* **THE PROBLEM**
Please tally the lines in the records that include the word "icon" and answer with the bare number.

Data about app and page elements
----------------------------------------

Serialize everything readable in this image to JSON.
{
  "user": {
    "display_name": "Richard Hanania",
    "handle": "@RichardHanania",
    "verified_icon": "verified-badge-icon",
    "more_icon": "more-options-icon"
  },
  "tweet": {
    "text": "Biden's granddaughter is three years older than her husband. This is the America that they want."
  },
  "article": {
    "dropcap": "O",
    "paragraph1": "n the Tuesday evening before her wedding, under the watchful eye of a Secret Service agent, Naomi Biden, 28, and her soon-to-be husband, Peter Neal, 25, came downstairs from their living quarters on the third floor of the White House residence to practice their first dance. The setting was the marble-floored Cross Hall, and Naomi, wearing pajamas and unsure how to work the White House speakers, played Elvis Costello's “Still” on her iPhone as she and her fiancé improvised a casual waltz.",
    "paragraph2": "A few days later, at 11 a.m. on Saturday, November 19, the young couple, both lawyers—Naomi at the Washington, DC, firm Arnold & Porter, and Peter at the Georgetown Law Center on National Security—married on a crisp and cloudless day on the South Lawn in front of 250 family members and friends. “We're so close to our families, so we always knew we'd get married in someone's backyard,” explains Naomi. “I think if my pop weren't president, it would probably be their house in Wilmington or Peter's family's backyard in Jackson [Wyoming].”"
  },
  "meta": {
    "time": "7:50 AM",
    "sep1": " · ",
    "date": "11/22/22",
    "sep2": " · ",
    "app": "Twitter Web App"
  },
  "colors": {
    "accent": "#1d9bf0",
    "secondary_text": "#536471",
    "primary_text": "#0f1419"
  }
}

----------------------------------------

* **WRITTEN SOLUTION**
2